The world's top wine critic on tasting 10,000 bottles a year, absurd drinking notes and New World wannabes
Don't believe the stereotype - or should you?

Don't believe the stereotype - or should you?

We exaggerate regional traits and turn them into jokes - and those on the receiving end are in on it too, says DJ Taylor
How to make your own Easter egg: Willie Harcourt-Cooze shares his chocolate recipes

How to make your own Easter egg

Willie Harcourt-Cooze talks about his love affair with 'cacao' - and creates an Easter egg especially for The Independent on Sunday
Bill Granger recipes: Our chef declares barbecue season open with his twist on a tradtional Easter Sunday lamb lunch

Bill Granger's twist on Easter Sunday lunch

Next weekend, our chef plans to return to his Aussie roots by firing up the barbecue
Joe Marler: 'It's the way I think the game should be played'

Joe Marler: 'It's the way I think the game should be played'

The England prop relives the highs and lows of last Saturday's remarkable afternoon of Six Nations rugby
Cricket World Cup 2015: Has the success of the tournament spelt the end for Test matches?

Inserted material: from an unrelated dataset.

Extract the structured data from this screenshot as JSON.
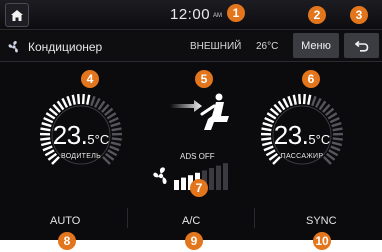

Cricket World Cup 2015

Has the success of the tournament spelt the end for Test matches?
The Last Word: Justin Gatlin knows the price of everything, the value of nothing

Michael Calvin's Last Word

Justin Gatlin knows the price of everything, the value of nothing